START Data supplied
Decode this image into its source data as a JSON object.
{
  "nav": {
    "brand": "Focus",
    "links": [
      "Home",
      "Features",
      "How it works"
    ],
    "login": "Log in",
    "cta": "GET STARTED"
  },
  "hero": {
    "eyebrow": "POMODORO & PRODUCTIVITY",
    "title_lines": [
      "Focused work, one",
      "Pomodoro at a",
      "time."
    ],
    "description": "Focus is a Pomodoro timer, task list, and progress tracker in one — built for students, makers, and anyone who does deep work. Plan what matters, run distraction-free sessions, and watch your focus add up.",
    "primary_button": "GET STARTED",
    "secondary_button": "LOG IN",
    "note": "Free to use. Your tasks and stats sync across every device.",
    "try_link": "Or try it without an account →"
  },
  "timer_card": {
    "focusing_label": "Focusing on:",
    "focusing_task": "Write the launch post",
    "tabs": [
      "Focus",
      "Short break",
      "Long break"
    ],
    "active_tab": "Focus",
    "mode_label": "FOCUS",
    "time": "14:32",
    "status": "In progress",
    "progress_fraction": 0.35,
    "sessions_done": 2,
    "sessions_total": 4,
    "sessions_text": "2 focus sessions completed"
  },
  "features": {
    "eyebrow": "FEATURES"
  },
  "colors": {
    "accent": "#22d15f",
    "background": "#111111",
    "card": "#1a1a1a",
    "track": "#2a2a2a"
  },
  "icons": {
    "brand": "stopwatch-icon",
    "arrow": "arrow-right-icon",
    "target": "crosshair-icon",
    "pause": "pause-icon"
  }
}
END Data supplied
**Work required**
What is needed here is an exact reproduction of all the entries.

**Finished task**
Decode this image into its source data as a JSON object.
{
  "nav": {
    "brand": "Focus",
    "links": [
      "Home",
      "Features",
      "How it works"
    ],
    "login": "Log in",
    "cta": "GET STARTED"
  },
  "hero": {
    "eyebrow": "POMODORO & PRODUCTIVITY",
    "title_lines": [
      "Focused work, one",
      "Pomodoro at a",
      "time."
    ],
    "description": "Focus is a Pomodoro timer, task list, and progress tracker in one — built for students, makers, and anyone who does deep work. Plan what matters, run distraction-free sessions, and watch your focus add up.",
    "primary_button": "GET STARTED",
    "secondary_button": "LOG IN",
    "note": "Free to use. Your tasks and stats sync across every device.",
    "try_link": "Or try it without an account →"
  },
  "timer_card": {
    "focusing_label": "Focusing on:",
    "focusing_task": "Write the launch post",
    "tabs": [
      "Focus",
      "Short break",
      "Long break"
    ],
    "active_tab": "Focus",
    "mode_label": "FOCUS",
    "time": "14:32",
    "status": "In progress",
    "progress_fraction": 0.35,
    "sessions_done": 2,
    "sessions_total": 4,
    "sessions_text": "2 focus sessions completed"
  },
  "features": {
    "eyebrow": "FEATURES"
  },
  "colors": {
    "accent": "#22d15f",
    "background": "#111111",
    "card": "#1a1a1a",
    "track": "#2a2a2a"
  },
  "icons": {
    "brand": "stopwatch-icon",
    "arrow": "arrow-right-icon",
    "target": "crosshair-icon",
    "pause": "pause-icon"
  }
}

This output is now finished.